Your instructions: Pick out each line of the records in which the word "hydrated" appears.

-=-=-

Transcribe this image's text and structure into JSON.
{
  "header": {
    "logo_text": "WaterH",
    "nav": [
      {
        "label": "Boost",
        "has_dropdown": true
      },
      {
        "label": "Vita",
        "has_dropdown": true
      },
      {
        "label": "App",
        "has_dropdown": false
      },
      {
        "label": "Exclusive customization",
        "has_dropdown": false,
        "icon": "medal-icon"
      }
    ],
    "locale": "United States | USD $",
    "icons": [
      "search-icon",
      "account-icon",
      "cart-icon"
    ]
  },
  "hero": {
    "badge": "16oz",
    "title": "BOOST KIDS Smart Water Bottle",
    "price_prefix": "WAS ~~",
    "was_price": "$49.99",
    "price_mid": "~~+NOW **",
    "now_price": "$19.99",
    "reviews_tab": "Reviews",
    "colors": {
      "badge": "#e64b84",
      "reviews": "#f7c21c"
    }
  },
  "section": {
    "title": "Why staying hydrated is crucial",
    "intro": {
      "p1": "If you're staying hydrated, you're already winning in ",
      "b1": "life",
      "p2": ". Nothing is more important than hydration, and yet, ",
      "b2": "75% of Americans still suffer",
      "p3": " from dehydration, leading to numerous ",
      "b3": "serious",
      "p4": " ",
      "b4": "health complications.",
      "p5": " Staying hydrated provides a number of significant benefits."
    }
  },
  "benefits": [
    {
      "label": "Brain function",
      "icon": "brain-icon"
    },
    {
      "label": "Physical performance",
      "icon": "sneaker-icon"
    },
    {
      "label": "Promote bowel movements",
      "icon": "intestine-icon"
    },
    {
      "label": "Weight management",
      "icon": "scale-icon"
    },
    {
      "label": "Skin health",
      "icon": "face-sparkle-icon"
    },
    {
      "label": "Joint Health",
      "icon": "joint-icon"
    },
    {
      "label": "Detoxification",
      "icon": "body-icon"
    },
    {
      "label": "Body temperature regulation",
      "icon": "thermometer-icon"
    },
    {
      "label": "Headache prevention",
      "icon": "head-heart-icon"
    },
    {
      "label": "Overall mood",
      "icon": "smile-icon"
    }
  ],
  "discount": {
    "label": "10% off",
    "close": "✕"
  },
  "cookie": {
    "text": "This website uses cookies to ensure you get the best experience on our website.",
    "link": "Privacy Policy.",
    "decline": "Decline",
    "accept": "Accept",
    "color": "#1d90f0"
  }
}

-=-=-

Answer for the task:
    "title": "Why staying hydrated is crucial",
      "p1": "If you're staying hydrated, you're already winning in ",
      "p5": " Staying hydrated provides a number of significant benefits."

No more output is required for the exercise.